In the shadow of the nation’s capital, the LPGA’s most tortured American star suffered heartbreak once more. Lexi Thompson hadn’t won on the LPGA in her last 50 starts, and it looked like she might finally collect her second major at the KPMG Women’s PGA Championship as the women competed at historic Congressional Country Club for the first time.
But once again, Thompson’s short game couldn’t withstand the pressure. She squandered a two-stroke lead with three to play and, after signing autographs, was too emotional to meet with the media and took off for the parking lot.
Meanwhile, winner In Gee Chun, the woman who made Congressional look like a cakewalk early on, leading by as many seven on the weekend, was still shaking long after it was over.

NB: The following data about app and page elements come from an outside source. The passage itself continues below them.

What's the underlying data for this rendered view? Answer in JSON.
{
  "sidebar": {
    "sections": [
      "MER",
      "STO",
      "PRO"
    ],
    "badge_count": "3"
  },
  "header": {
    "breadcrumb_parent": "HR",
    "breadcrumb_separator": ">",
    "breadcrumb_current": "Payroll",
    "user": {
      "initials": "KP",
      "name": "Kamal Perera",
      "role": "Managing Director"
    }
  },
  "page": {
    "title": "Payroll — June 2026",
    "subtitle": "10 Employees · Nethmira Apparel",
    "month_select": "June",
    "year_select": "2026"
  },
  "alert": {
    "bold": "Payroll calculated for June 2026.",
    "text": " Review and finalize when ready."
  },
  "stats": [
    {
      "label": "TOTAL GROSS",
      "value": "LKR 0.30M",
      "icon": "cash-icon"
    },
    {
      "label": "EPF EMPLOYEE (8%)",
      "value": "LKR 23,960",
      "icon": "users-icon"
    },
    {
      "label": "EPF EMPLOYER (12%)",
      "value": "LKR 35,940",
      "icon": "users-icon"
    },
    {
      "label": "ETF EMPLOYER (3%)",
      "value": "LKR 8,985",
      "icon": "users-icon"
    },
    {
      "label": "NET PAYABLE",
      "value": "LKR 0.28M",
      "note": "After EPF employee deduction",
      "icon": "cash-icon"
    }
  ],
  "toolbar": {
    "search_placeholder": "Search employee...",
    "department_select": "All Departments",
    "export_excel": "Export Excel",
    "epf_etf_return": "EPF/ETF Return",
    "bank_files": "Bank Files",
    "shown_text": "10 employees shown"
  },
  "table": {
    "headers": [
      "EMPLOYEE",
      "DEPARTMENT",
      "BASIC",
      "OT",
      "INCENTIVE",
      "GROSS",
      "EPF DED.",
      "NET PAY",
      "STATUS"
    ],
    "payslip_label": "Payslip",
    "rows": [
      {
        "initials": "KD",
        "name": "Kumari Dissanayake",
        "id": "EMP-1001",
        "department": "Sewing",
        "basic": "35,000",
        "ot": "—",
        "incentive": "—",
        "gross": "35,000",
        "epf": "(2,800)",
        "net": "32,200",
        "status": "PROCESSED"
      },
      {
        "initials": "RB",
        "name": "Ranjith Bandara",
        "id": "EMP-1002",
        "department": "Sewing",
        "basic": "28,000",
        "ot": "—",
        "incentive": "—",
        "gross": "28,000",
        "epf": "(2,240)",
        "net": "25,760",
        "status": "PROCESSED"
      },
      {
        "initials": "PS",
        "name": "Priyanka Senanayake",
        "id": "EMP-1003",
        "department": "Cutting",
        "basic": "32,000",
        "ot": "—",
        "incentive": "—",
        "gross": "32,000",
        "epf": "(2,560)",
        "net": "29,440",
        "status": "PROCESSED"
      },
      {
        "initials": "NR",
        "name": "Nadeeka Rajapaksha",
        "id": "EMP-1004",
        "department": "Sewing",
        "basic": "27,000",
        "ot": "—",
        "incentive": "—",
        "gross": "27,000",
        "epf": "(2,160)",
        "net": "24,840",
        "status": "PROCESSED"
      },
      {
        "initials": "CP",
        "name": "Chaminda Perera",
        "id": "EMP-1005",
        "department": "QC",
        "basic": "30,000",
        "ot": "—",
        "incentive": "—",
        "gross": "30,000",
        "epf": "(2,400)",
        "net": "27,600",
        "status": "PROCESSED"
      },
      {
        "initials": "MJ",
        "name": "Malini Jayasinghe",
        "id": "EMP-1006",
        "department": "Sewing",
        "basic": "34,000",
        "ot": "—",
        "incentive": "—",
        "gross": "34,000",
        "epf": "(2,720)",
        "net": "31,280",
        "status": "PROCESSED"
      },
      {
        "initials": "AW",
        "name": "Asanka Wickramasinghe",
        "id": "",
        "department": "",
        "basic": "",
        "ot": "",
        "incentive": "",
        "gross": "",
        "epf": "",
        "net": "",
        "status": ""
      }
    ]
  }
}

Chun shot 75-75 in her last two rounds yet still managed to claim her fourth LPGA title and third major.
“I believe if I stick to my game plan and then I believe I had a chance in the back nine,” said Chun, “so I try to hang in there. I’m so happy I made it. My body is still shaking, though.”
Chun opened with a course-record 64 to storm out to a five-shot lead after the first round. Like Rory McIlroy at the 2011 U.S. Open at Congressional, Chun found herself at 11 under par through two rounds and six clear of the field.
But that near perfect play began to unravel late Saturday and Chun slept on a three-stroke lead in pursuit of her third different major title. Chun became an LPGA member after winning the 2015 U.S. Women’s Open and then recorded the lowest 72-hole score in major championship history, 21 under, at the 2016 Amundi Evian Championship. She went wire-to-wire that week as well.